Paramount Theatre, Oakland, California
Home Page
Calendar of Events
Box Office
Directions
Oakland Symphony
Oakland Ballet
Employment
Movie Classics
Brief History
Theatre Tours
Bookings & Rentals
Resources & Contacts
Charts & Specs
Links
HISTORY OF
THE PARAMOUNT THEATRE

Page Two: Timothy Pflueger and Diego Rivera

click for large image of Paramount Theatre exterior
DETAILED HISTORY
Page One
Timothy Pflueger
Page Two
Pflueger & Rivera
Page Three
Artists & Designers
Page Four
Timeline: 1929-1931
Page Five
Space Reserved
Page Six
Space Reserved
History of the Paramount Theatre
previous page
Page One
next page
Page Three
HISTORY OF THE PARAMOUNT THEATRE
(Page Two)

The Exposition internationale des Arts Decoratifs et Industriels Modernes of 1925 was only one factor contributing to the genesis of the Paramount Theatre design. The thriving renaissance of the fine arts in the Bay Area provided Pflueger with an unusually gifted pool of talent upon which to draw. Even more significant was the architect's enthusiastic appreciation of art and his ability to select his sources judiciously and interpret them creatively. His sensitive understanding of the creative process enabled him to synthesize the work of various artists into a consistently harmonious and elegant whole. Although Pflueger, described as a "rough nugget" by his staff, allowed his designers "free-wheeling research within the avant-garde" (according to a former staff member, Michael A. Goodman), he nevertheless deftly controlled the final result.

Timothy Pflueger was credited by one professional journal as "responsible for the work of more sculptors and mural painters in his buildings than any other western architect ." (Architect and Engineer, June 1941, p. 19) He engaged the most famous muralist of the time, the Mexican Diego Rivera (1886-1957), to paint "The Wealth of California" for the San Francisco Stock Exchange, and Rivera later identified Pflueger's most original concept as his use of the fine arts in his buildings. "The group he gathered about him achieved a success in expressing their individual vision of American Society in a harmony which included the architectonics of the building." (Rivera, My Art, My Life) Pflueger and Rivera were boon companions during the latter's stay in San Francisco from 1930 to 1934, and while Rivera was not directly responsible for the facade mosaic of the Paramount Theatre, his influence may be seen in the majestic monumentality of the two figures in it as well as in its use of earth colors. [Illustration from a detail of Rivera's The Making of a Fresco Showing the Building of a City, San Francisco Art Institute.

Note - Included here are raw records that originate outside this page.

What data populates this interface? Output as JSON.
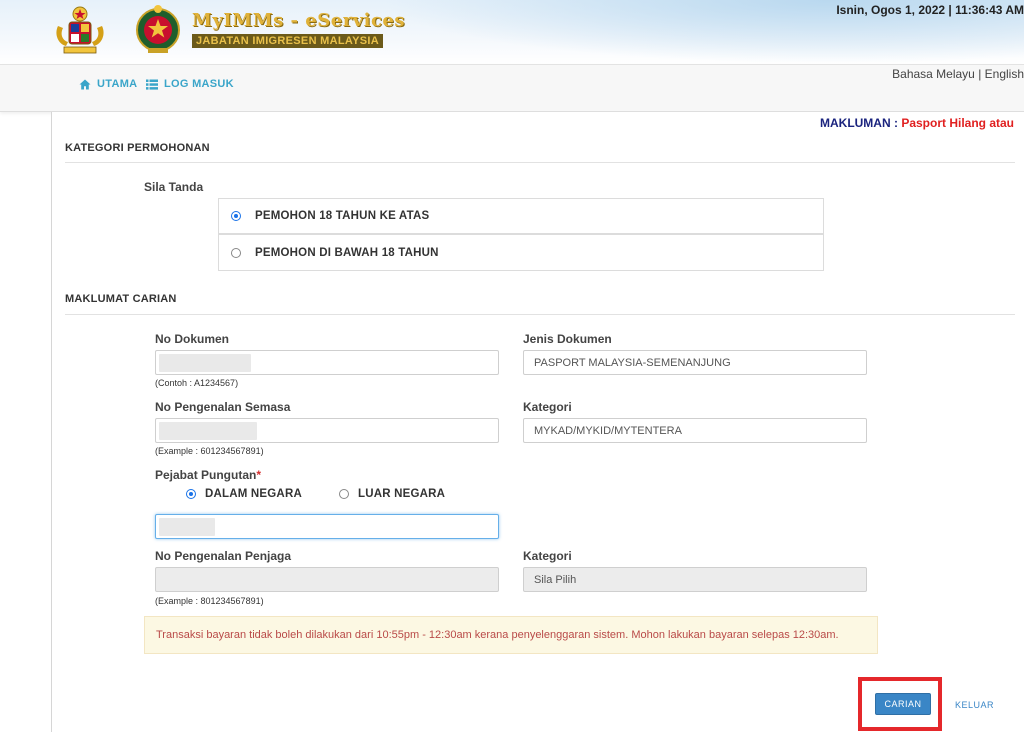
{
  "header": {
    "brand_title": "MyIMMs - eServices",
    "brand_subtitle": "JABATAN IMIGRESEN MALAYSIA",
    "datetime": "Isnin, Ogos 1, 2022 | 11:36:43 AM",
    "crest_icons": [
      "malaysia-coat-of-arms-icon",
      "immigration-emblem-icon"
    ]
  },
  "nav": {
    "home_label": "UTAMA",
    "home_icon": "home-icon",
    "login_label": "LOG MASUK",
    "login_icon": "list-icon",
    "language": "Bahasa Melayu | English"
  },
  "notice": {
    "label": "MAKLUMAN :",
    "text": "Pasport Hilang atau"
  },
  "category": {
    "section_title": "KATEGORI PERMOHONAN",
    "prompt": "Sila Tanda",
    "options": [
      {
        "label": "PEMOHON 18 TAHUN KE ATAS",
        "checked": true
      },
      {
        "label": "PEMOHON DI BAWAH 18 TAHUN",
        "checked": false
      }
    ]
  },
  "search": {
    "section_title": "MAKLUMAT CARIAN",
    "doc_no_label": "No Dokumen",
    "doc_no_hint": "(Contoh : A1234567)",
    "doc_type_label": "Jenis Dokumen",
    "doc_type_value": "PASPORT MALAYSIA-SEMENANJUNG",
    "id_no_label": "No Pengenalan Semasa",
    "id_no_hint": "(Example : 601234567891)",
    "category_label": "Kategori",
    "category_value": "MYKAD/MYKID/MYTENTERA",
    "office_label": "Pejabat Pungutan",
    "office_required": "*",
    "office_options": [
      {
        "label": "DALAM NEGARA",
        "checked": true
      },
      {
        "label": "LUAR NEGARA",
        "checked": false
      }
    ],
    "guardian_label": "No Pengenalan Penjaga",
    "guardian_hint": "(Example : 801234567891)",
    "guardian_category_label": "Kategori",
    "guardian_category_value": "Sila Pilih"
  },
  "alert_text": "Transaksi bayaran tidak boleh dilakukan dari 10:55pm - 12:30am kerana penyelenggaran sistem. Mohon lakukan bayaran selepas 12:30am.",
  "actions": {
    "search_button": "CARIAN",
    "exit_link": "KELUAR",
    "highlight_color": "#e5282b"
  },
  "colors": {
    "nav_link": "#3aa5c9",
    "notice_label": "#1a237e",
    "notice_text": "#e02020",
    "button": "#3a86c6",
    "alert_text": "#b94a48",
    "alert_bg": "#fcf8e3"
  }
}
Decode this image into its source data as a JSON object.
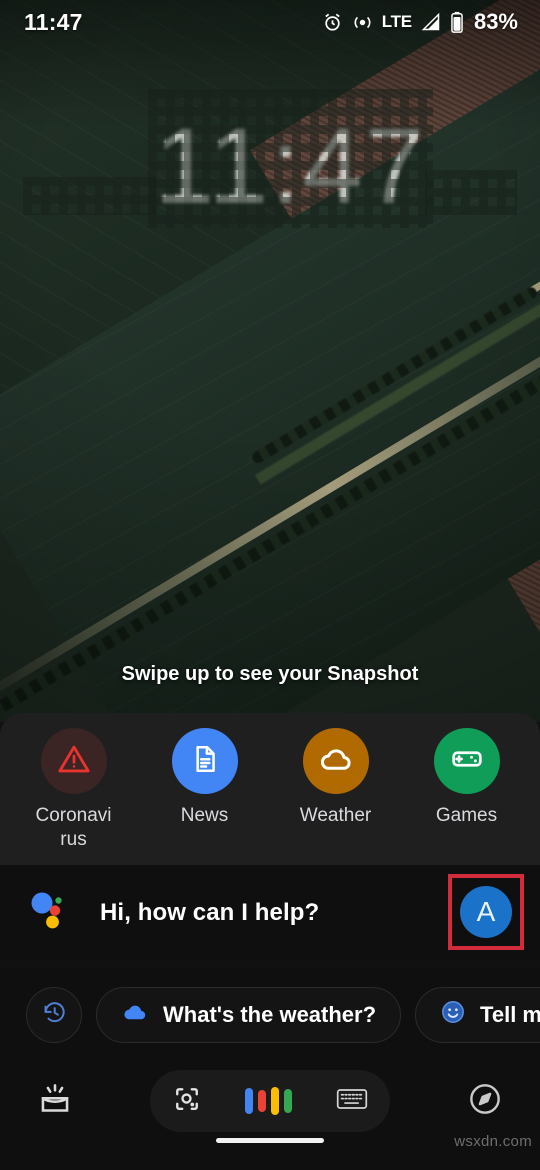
{
  "status_bar": {
    "time": "11:47",
    "battery_percent": "83%",
    "network_type": "LTE",
    "icons": [
      "alarm-icon",
      "cast-icon",
      "signal-icon",
      "battery-icon"
    ]
  },
  "lock_screen": {
    "date_text": "",
    "clock_text": "11:47",
    "sub_text": "",
    "swipe_hint": "Swipe up to see your Snapshot",
    "wallpaper_description": "aerial-farmland-photo"
  },
  "shortcuts": [
    {
      "label": "Coronavirus",
      "icon": "warning-triangle-icon",
      "circle_color": "#3a2424",
      "icon_color": "#e8332e"
    },
    {
      "label": "News",
      "icon": "document-icon",
      "circle_color": "#4285f4",
      "icon_color": "#ffffff"
    },
    {
      "label": "Weather",
      "icon": "cloud-icon",
      "circle_color": "#b06a00",
      "icon_color": "#ffffff"
    },
    {
      "label": "Games",
      "icon": "gamepad-icon",
      "circle_color": "#0f9d58",
      "icon_color": "#ffffff"
    }
  ],
  "assistant": {
    "greeting": "Hi, how can I help?",
    "logo": "google-assistant-icon",
    "avatar_letter": "A",
    "avatar_color": "#1a73c8",
    "highlight_color": "#d12b3c"
  },
  "suggestions": {
    "history_button_icon": "history-icon",
    "chips": [
      {
        "label": "What's the weather?",
        "icon": "cloud-icon",
        "icon_color": "#4285f4"
      },
      {
        "label": "Tell me",
        "icon": "smiley-icon",
        "icon_color": "#4285f4"
      }
    ]
  },
  "bottom_bar": {
    "snapshot_icon": "snapshot-tray-icon",
    "explore_icon": "compass-icon",
    "lens_icon": "google-lens-icon",
    "keyboard_icon": "keyboard-icon",
    "voice_bar_colors": [
      "#4285f4",
      "#ea4335",
      "#fbbc04",
      "#34a853"
    ]
  },
  "watermark": {
    "text": "wsxdn.com"
  }
}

Rivera is seated on the middle of the scafolding with his back to the viewer and the trio below him includes Paramount Theatre architect Timothy Pflueger.]

Timothy Pflueger in panel #3 of Pan American Unity mural At the invitation of Timothy Pflueger, Diego Rivera returned to San Francisco from Mexico in 1940 to execute the Pan American Unity mural at the Golden Gate International Exposition for which Pflueger had designed several pavillions and buildings at the Exposition's site on Treasure Island. The significant, even intimate, relationship between architect and artist is evident in their correspondence of the period. The Pan American Unity mural was part of "Art in Action", an exhibition which gave the public the opportunity to witness the actual creation of works of art. Pflueger had commisioned the mural for its eventual display in the library of San Francisco Junior College (now City College of San Francisco), one of several campus buildings designed by Pflueger. However, two decades were to pass before the mural finally was erected in its present home in the foyer of the Diego Rivera Theatre, a CCSF building designed by Milton Pflueger, Timothy's brother.

Pflueger was an active participant in the artistic life of the Bay Region not only through his notable patronage of artists but also through his service as a member of the Board of Directors of the San Francisco Art Association from 1930 until his death. Between 1932 and 1937, he served as President of the Association. He was, of course, a member of the Northern California Chapter of the American Institute of Architects. Since Timothy L. Pflueger's death in 1946, the firm has been headed by his brother, Milton T. Pflueger, A.I.A. The still-active firm, now styled Milton T. Pflueger and Associates, served as consultant during the restoration of the Paramount Theatre in 1973.
previous page
Page One
next page
Page Three
PARAMOUNT THEATRE 24-HOUR HOTLINE: 510-465-6400
Administration: 510-893-2300 • Fax: 510-893-5098


BOX OFFICE HOURS:
Tuesday through Friday: 11:00am - 5:30pm
Saturday: 11:00am - 3:00pm
Closed Sunday, Monday, & Holidays
unless there is a scheduled event.
Event Box Office opens 2 hours prior to curtain time
for that evening’s event sales ONLY.



Ticketmaster secure online purchase or call 1-800-745-3000
Home Page
Calendar
Box Office
Directions
Symphony
Employment
Movies
Tours
Rentals
Resources
Specs
Links